Merak's Plastic Weaver
Pema Choeki is a young woman weaver of Brokpa heritage, from the picturesque village of Merak.
Her passion started when Pema once decided that she needed a better cushion to sit on. Traditionally made from yak skin, she decided that “yak skin is dirty” and that she needed a better material.
As any clever innovator would, Pema set out to identify what readily available resource she could utilize for her invention.
She began “harvesting” plastic with her mother and other family members.
Pema will weave one cushion per day, likely interspersed between her other daily tasks. She created a special loom that she could weave the plastic around, and then manually cut each piece of found plastic into long ribbons of “thread.” The plastic thread is then woven by hand into a circular pattern around the loom.
As an additional benefit, Pema found that her new plastic cushions were actually warmer, too.
The colorful patterns created by the plastic are beautiful. While not traditional in design, they are contemporary and cool.
The really amazing thing, that Pema doesn’t seem to realize yet, is that she has joined the ranks of future-thinking, progressive designers who use up-cycled materials to create beautiful goods throughout the world.
It isn’t just that she’s creating a better cushion. She’s also finding a use for plastic waste. She was shy and reluctant to share her story, because she fears the other villagers will laugh at her if they find her weaving plastic.

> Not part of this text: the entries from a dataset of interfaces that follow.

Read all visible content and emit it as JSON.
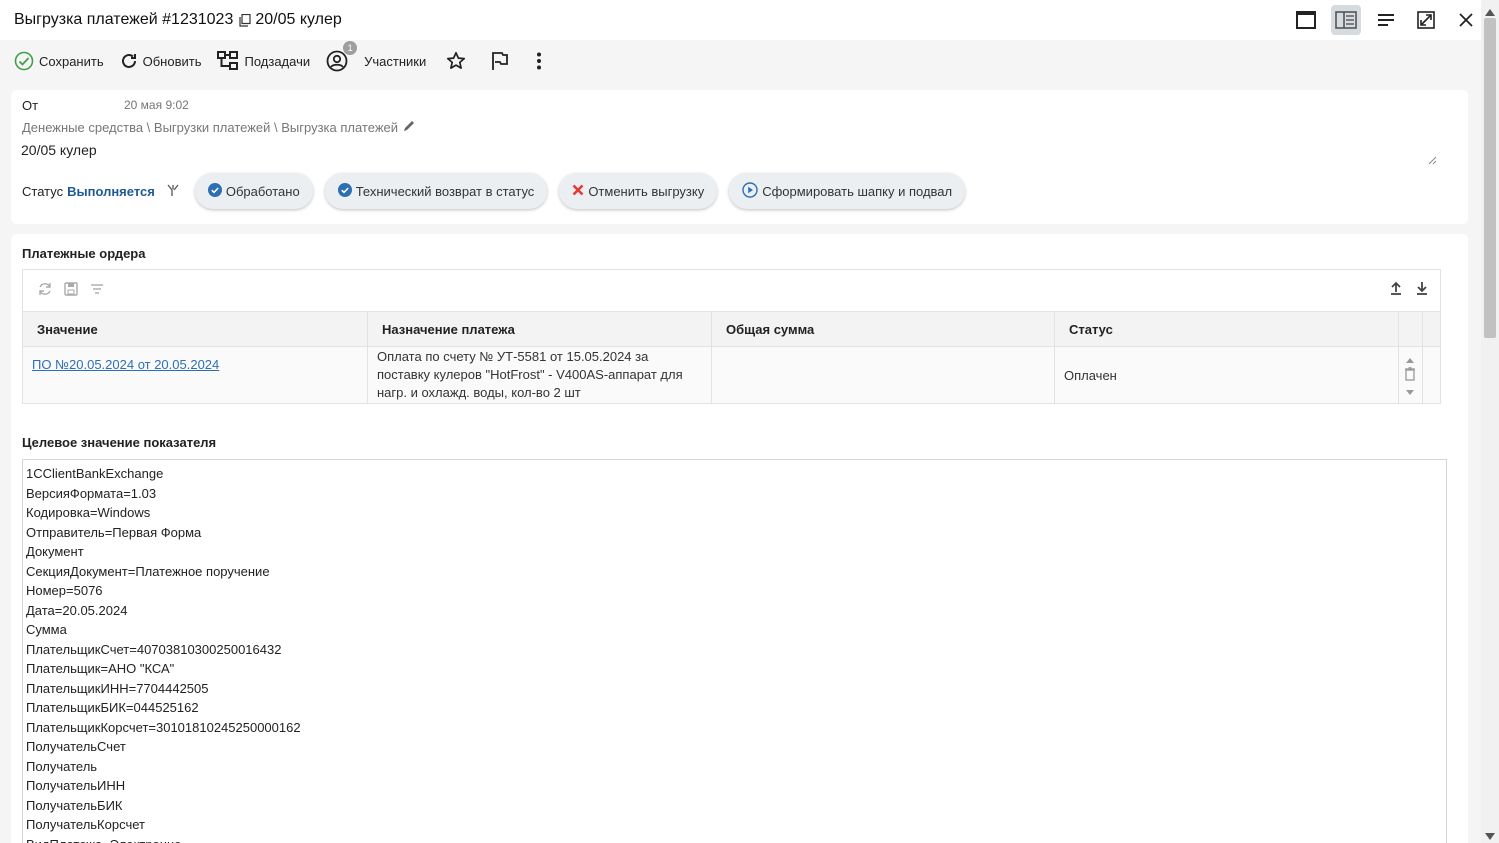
{
  "title": {
    "main": "Выгрузка платежей #1231023",
    "subject": "20/05 кулер"
  },
  "toolbar": {
    "save": "Сохранить",
    "refresh": "Обновить",
    "subtasks": "Подзадачи",
    "participants": "Участники",
    "participants_count": "1"
  },
  "header": {
    "from_label": "От",
    "from_date": "20 мая 9:02",
    "breadcrumb": "Денежные средства \\ Выгрузки платежей \\ Выгрузка платежей",
    "subject": "20/05 кулер",
    "status_label": "Статус",
    "status_value": "Выполняется"
  },
  "actions": [
    {
      "label": "Обработано",
      "icon": "check-circle-icon",
      "color": "#2d6fb4"
    },
    {
      "label": "Технический возврат в статус",
      "icon": "check-circle-icon",
      "color": "#2d6fb4"
    },
    {
      "label": "Отменить выгрузку",
      "icon": "cross-icon",
      "color": "#e53935"
    },
    {
      "label": "Сформировать шапку и подвал",
      "icon": "play-circle-icon",
      "color": "#2d6fb4"
    }
  ],
  "orders": {
    "title": "Платежные ордера",
    "columns": [
      "Значение",
      "Назначение платежа",
      "Общая сумма",
      "Статус"
    ],
    "rows": [
      {
        "value": "ПО №20.05.2024 от 20.05.2024",
        "purpose": "Оплата по счету № УТ-5581 от 15.05.2024 за поставку кулеров \"HotFrost\" - V400AS-аппарат для нагр. и охлажд. воды, кол-во 2 шт",
        "amount": "",
        "status": "Оплачен"
      }
    ]
  },
  "target": {
    "title": "Целевое значение показателя",
    "lines": [
      "1CClientBankExchange",
      "ВерсияФормата=1.03",
      "Кодировка=Windows",
      "Отправитель=Первая Форма",
      "Документ",
      "СекцияДокумент=Платежное поручение",
      "Номер=5076",
      "Дата=20.05.2024",
      "Сумма",
      "ПлательщикСчет=40703810300250016432",
      "Плательщик=АНО \"КСА\"",
      "ПлательщикИНН=7704442505",
      "ПлательщикБИК=044525162",
      "ПлательщикКорсчет=30101810245250000162",
      "ПолучательСчет",
      "Получатель",
      "ПолучательИНН",
      "ПолучательБИК",
      "ПолучательКорсчет",
      "ВидПлатежа=Электронно"
    ]
  },
  "colors": {
    "accent": "#2d6fb4",
    "status": "#1e5b94",
    "success": "#43a047",
    "danger": "#e53935"
  }
}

Pema has also agreed to teach workshops to visitors to Merak as well.